by David Hooper
Extract from Reputations Under Fire: Winners and Losers in the Libel Business, Little, Brown and Company, London, 2000 (ISBN 0 316 64833 7), pages 369-71.
In 1994, Julian Lewis, who was later to become a Conservative MP, used his skills in strategic studies to put Scallywag out of business. He was understandably aggrieved by its wholly false accusations – that he was preparing a dossier on the (non-existent) homosexual activities of Tony Blair, then leader of the Labour opposition, and that he was himself a secret homosexual, transvestite and frequenter of male dens of iniquity who used women from escort agencies to accompany him to political events – but Scallywag's editor, Simon Regan, who was living on income support and disability benefit, made it clear that neither he nor the magazine was worth suing.
However, when Lewis denied these allegations, Scallywag added insult to injury by accusing him of lying, leaving him with the problem of how to nail these demonstrably false claims to protect his prospects of remaining a parliamentary candidate. Either he had to tolerate them, running the risk of a whispering campaign, or he had to sue for libel without piling up huge costs that would be irrecoverable from an assetless libeller.
Lewis decided to sue the printer, six distributors and two retailers and in the end he recovered £39,500 damages plus a much larger sum in costs. The printer and distributors could have been in little doubt as to the libellous content of Scallywag. Lewis supplied details of the magazine's distributors and printers to former police superintendent Gordon Anglesea who, as we saw in Chapter 6, had also been libelled by Scallywag, and he too sued. Lewis was in turn sued by "Scallywag Ltd" for malicious falsehood, but after he defended the action as a litigant in person without incurring costs that claim was not pursued. Shortly afterwards the assetless company was struck off the register of companies.
There was a time when a plaintiff might have brought an action for criminal libel against an impecunious publisher of such libels, but the High Court nowadays is unlikely to give the necessary leave for such a prosecution. Unable to bring a worthwhile action for libel against the magazine's editor, Lewis resorted to the arcane provisions of Section 106 of the Representation of the People Act 1983. He obtained taped evidence of Regan, who had set up his own website, making false statements on the Internet about his character and conduct and got Regan to admit at a public meeting that his aim was to reduce Lewis's votes at the election. The unsuspecting editor was trapped by a recording of his admission. After a four-day trial, he was fined £250 with £50 costs for a breach of this obscure electoral law.
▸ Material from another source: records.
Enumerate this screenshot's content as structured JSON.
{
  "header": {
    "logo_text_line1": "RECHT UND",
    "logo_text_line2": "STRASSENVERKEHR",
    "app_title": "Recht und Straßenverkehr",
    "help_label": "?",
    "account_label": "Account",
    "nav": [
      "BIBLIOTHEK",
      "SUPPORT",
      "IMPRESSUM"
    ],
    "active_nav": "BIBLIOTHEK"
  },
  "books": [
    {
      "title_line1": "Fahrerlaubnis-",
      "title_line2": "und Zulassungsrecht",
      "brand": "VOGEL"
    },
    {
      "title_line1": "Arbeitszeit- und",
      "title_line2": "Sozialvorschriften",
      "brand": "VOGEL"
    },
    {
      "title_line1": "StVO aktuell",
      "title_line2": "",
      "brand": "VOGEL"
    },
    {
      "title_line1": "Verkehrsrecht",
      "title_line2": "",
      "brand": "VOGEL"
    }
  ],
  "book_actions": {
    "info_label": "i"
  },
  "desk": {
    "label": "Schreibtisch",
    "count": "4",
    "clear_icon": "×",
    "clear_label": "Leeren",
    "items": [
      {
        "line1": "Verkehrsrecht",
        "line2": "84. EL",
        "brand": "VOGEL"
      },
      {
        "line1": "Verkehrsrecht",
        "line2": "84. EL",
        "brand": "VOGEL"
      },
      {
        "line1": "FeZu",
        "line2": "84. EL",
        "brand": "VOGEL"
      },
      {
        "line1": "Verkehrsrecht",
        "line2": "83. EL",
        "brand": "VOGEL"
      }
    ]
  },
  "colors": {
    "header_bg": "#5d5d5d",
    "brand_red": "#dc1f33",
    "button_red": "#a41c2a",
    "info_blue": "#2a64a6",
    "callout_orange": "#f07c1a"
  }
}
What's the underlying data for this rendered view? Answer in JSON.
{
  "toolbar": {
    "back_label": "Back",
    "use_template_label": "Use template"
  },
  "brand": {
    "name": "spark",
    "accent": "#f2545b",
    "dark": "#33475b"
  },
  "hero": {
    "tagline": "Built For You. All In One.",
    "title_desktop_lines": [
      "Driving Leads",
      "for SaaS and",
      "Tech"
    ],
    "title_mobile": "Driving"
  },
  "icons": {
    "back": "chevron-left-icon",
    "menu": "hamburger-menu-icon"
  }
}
Lewis was also able to successfully sue Regan's Internet provider, "Demon Internet Services Ltd", who paid him libel damages and closed the website. The obtaining of damages from an Internet service provider was very rare; the criminal prosecution of a person for something he had published on the Internet unprecedented. The prosecution was only possible because the libel had been published during an election campaign. However, Regan's conviction was overturned by Southwark Crown Court on the grounds that Lewis had been merely the prospective as opposed to the adopted parliamentary candidate at the time the allegations were posted on the Internet. Information broadcast on the Internet remains very difficult to suppress, and indeed the offending website later reappeared via a Dutch service-provider. But increasingly, in cases where the primary libeller is insufficiently solvent to make suing him or her worthwhile, determined plaintiffs like Lewis will have to look to the secondary libellers that is to say, distributors, printers and Internet providers – to vindicate their reputation, provided that they are on notice of the likelihood of defamatory material in publication complained of.
For more information about Reputations Under Fire, click here.
For Simon Regan's obituary from the GUARDIAN, click here.